For many people, the “big three” have come to dominate their internet time: the email inbox, Facebook, and Google. This trend puts the squeeze on how much time and attention other websites can garner. Like hawkers in an open air market, everyone is screaming at us, trying to get our attention. And, as we become more and more overloaded, we’re learning to filter and prioritize. Some websites we used to visit don’t always get as much attention as they used to.
What are the implications of these trends for your artist website?
When starting out, most artists think the first thing they need is a website. And I used to think that too, but I’m not so sure any more.
Your artist website doesn’t fit into those “big three” activities: Email, Facebook, Google – at least not at first. 
So, instead of a website, I’m now thinking that your email newsletter should be your “hub.”  By that, I mean that an email newsletter should be the central strategy around which all your other online marketing activities are organized.
Why? Because the email inbox, as one of the big three, gets a lot of people’s internet time. And your email newsletter can put your art and information right in your prospective customers’ inboxes.

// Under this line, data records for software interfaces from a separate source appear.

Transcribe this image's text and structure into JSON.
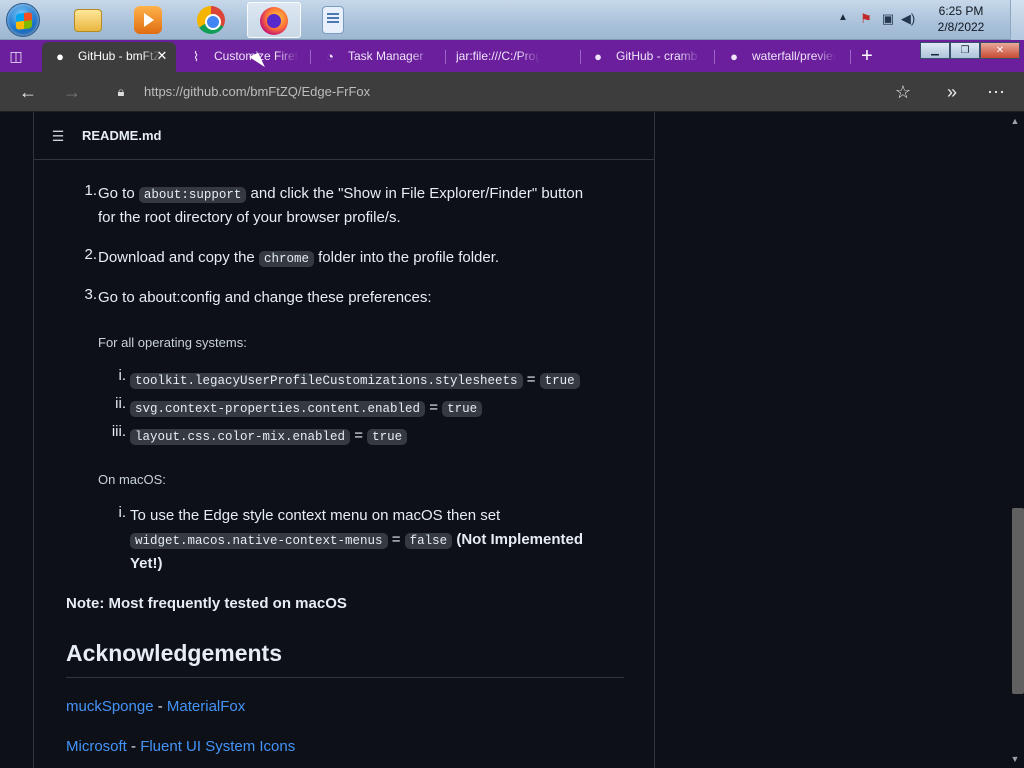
{
  "taskbar": {
    "apps": [
      {
        "name": "Windows Explorer"
      },
      {
        "name": "Windows Media Player"
      },
      {
        "name": "Google Chrome"
      },
      {
        "name": "Firefox"
      },
      {
        "name": "Document"
      }
    ],
    "clock": {
      "time": "6:25 PM",
      "date": "2/8/2022"
    }
  },
  "browser": {
    "tabs": [
      {
        "label": "GitHub - bmFtZQ/Edge-FrFox",
        "icon": "github-icon",
        "active": true
      },
      {
        "label": "Customize Firefox",
        "icon": "paintbrush-icon"
      },
      {
        "label": "Task Manager",
        "icon": "gauge-icon"
      },
      {
        "label": "jar:file:///C:/Program Files",
        "icon": ""
      },
      {
        "label": "GitHub - cramb",
        "icon": "github-icon"
      },
      {
        "label": "waterfall/preview",
        "icon": "github-icon"
      }
    ],
    "url": "https://github.com/bmFtZQ/Edge-FrFox"
  },
  "readme": {
    "title": "README.md",
    "steps": [
      {
        "n": "1.",
        "pre": "Go to ",
        "code": "about:support",
        "post": " and click the \"Show in File Explorer/Finder\" button",
        "line2": "for the root directory of your browser profile/s."
      },
      {
        "n": "2.",
        "pre": "Download and copy the ",
        "code": "chrome",
        "post": " folder into the profile folder."
      },
      {
        "n": "3.",
        "text": "Go to about:config and change these preferences:"
      }
    ],
    "all_os_label": "For all operating systems:",
    "prefs": [
      {
        "n": "i.",
        "key": "toolkit.legacyUserProfileCustomizations.stylesheets",
        "eq": "=",
        "val": "true"
      },
      {
        "n": "ii.",
        "key": "svg.context-properties.content.enabled",
        "eq": "=",
        "val": "true"
      },
      {
        "n": "iii.",
        "key": "layout.css.color-mix.enabled",
        "eq": "=",
        "val": "true"
      }
    ],
    "macos_label": "On macOS:",
    "macos_item": {
      "n": "i.",
      "text": "To use the Edge style context menu on macOS then set",
      "key": "widget.macos.native-context-menus",
      "eq": "=",
      "val": "false",
      "note1": "(Not Implemented",
      "note2": "Yet!)"
    },
    "note": "Note: Most frequently tested on macOS",
    "ack_heading": "Acknowledgements",
    "acks": [
      {
        "author": "muckSponge",
        "sep": " - ",
        "project": "MaterialFox"
      },
      {
        "author": "Microsoft",
        "sep": " - ",
        "project": "Fluent UI System Icons"
      }
    ]
  },
  "colors": {
    "tabstrip": "#6b1f9c",
    "page_bg": "#0d1117",
    "link": "#4493f8",
    "code_bg": "#343942"
  }
}
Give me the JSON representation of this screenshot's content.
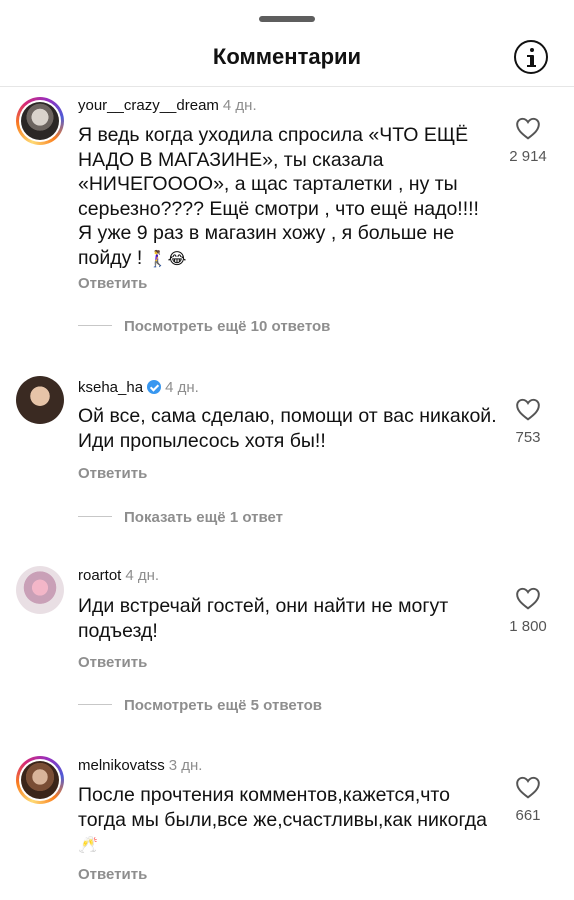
{
  "header": {
    "title": "Комментарии"
  },
  "comments": [
    {
      "username": "your__crazy__dream",
      "age": "4 дн.",
      "text": "Я ведь когда уходила спросила «ЧТО ЕЩЁ НАДО В МАГАЗИНЕ», ты сказала «НИЧЕГОООО», а щас тарталетки , ну ты серьезно???? Ещё смотри , что ещё надо!!!! Я уже 9 раз в магазин хожу , я больше не пойду !",
      "emoji": "🚶‍♀️😂",
      "likes": "2 914",
      "reply_label": "Ответить",
      "more_replies": "Посмотреть ещё 10 ответов",
      "verified": false
    },
    {
      "username": "kseha_ha",
      "age": "4 дн.",
      "text": "Ой все, сама сделаю, помощи от вас никакой. Иди пропылесось хотя бы!!",
      "emoji": "",
      "likes": "753",
      "reply_label": "Ответить",
      "more_replies": "Показать ещё 1 ответ",
      "verified": true
    },
    {
      "username": "roartot",
      "age": "4 дн.",
      "text": "Иди встречай гостей, они найти не могут подъезд!",
      "emoji": "",
      "likes": "1 800",
      "reply_label": "Ответить",
      "more_replies": "Посмотреть ещё 5 ответов",
      "verified": false
    },
    {
      "username": "melnikovatss",
      "age": "3 дн.",
      "text": "После прочтения комментов,кажется,что тогда мы были,все же,счастливы,как никогда",
      "emoji": "🥂",
      "likes": "661",
      "reply_label": "Ответить",
      "more_replies": "",
      "verified": false
    }
  ],
  "icons": {
    "info": "info-icon",
    "like": "heart-outline-icon",
    "verified": "verified-badge-icon"
  },
  "colors": {
    "text": "#111111",
    "muted": "#8e8e8e",
    "verified": "#3897f0",
    "divider": "#e6e6e6"
  }
}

Nobody will visit your website until they know it exists. So you have to tell people, repeatedly, about it. And email is the simplest, most effective way you can put yourself into one of the “big three” places that most people check every day. Ergo, you need a newsletter before you need a website.

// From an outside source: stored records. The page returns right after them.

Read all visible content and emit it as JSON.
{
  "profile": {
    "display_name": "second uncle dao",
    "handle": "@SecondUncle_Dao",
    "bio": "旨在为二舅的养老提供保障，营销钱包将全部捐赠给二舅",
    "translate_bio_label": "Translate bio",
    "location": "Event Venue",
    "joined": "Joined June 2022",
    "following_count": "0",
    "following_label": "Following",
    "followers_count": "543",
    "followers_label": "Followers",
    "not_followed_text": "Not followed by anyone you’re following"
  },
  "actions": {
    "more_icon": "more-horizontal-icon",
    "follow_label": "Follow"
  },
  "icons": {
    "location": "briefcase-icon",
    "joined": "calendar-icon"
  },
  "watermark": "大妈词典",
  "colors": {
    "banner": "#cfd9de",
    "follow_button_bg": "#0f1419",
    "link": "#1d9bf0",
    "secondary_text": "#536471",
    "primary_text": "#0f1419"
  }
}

But why not focus first on the other two legs of the “big three:” a Facebook page, or on optimizing your site so that you rank in Google?
Here’s why: In the tech world, we are constantly warned not to build business models that rely on someone else’s platform. As Twitter investor Fred Wilson, one of the most respected venture capitalists in tech, put it:
“Don’t be a Google Bitch, don’t be a Facebook Bitch, and Don’t be a Twitter Bitch. Be your own Bitch.” – Fred Wilson [http://techcrunch.com/2011/05/23/fred-wilson-be-your-own-bitch/]
The point is that you want to own your primary marketing asset. And you, personally, own your email subscriber list. That’s what Fred Wilson meant when he said, “be your own bitch.” In contrast, Facebook can ban you at any time, and Google can remove you from search results at any time, as many businesses that had relied upon Google have learned the hard way.
Even if you could rely on Facebook and Google’s platforms, they are not nearly as effective as email: the average lifespan of a Facebook post is about 3 hours  after which point, it scrolls out of your newsfeed forever. And, regarding Google, think about this: when you are first starting out, nobody is searching for you on Google anyway. That leaves only 1 leg of the “Big Three” that can start delivering immediate results: the email inbox.
In fact, email is such a strong channel, you could theoretically set up an email newsletter even before you set up a website. All you have to do is email people you know, ask them if they’d like to receive your newsletter and add them to your list. You don’t even need a site to do that. Of course, it’s better to have some sort of site, even if it’s only one page so that people have a place to sign up for your newsletter and, ideally for them to see at least some of your artwork.
In practice, I think the best strategy is to set up a simple website and IMMEDIATELY start promoting it with email . And when I say immediately, I mean it. DO NOT set up your website and then decide to add a newsletter “later.” Later invariably becomes “much later.” And “much later” means you wasted your time and money until “much later” finally happens. Remember, you are setting up the website to support your newsletter, not visa versa.
Like we say at FASO: “Sharing Art Enriches Lives.” And email is still one of the best ways to share. So stop waiting and start enriching lives with your art today.
FASO Founder, Software Craftsman, Art Fanatic
 I said “at least not at first” – after an artist is more established, people will search for an artist by name on Google and his or her followers will click through from Facebook. Although, in my opinion, those channels while providing value are not close to the effectiveness of email.
 Don’t misunderstand, I’m not saying I don’t think artists should have a website, I’m just no longer sure that it should be the very FIRST thing that they focus on.
 Lifespan of a link on Facebook, source: [http://bits.blogs.nytimes.com/2011/09/07/the-lifespan-of-a-link/]
 For FASO customers, we are, later this year, releasing an update to the FASO email newsletter system. It will have a much improved design area backed buy the same great, reliable email delivery engine. You won't have to change anything to take advantage of it.
Editor's Note: You can view Clint's original post here.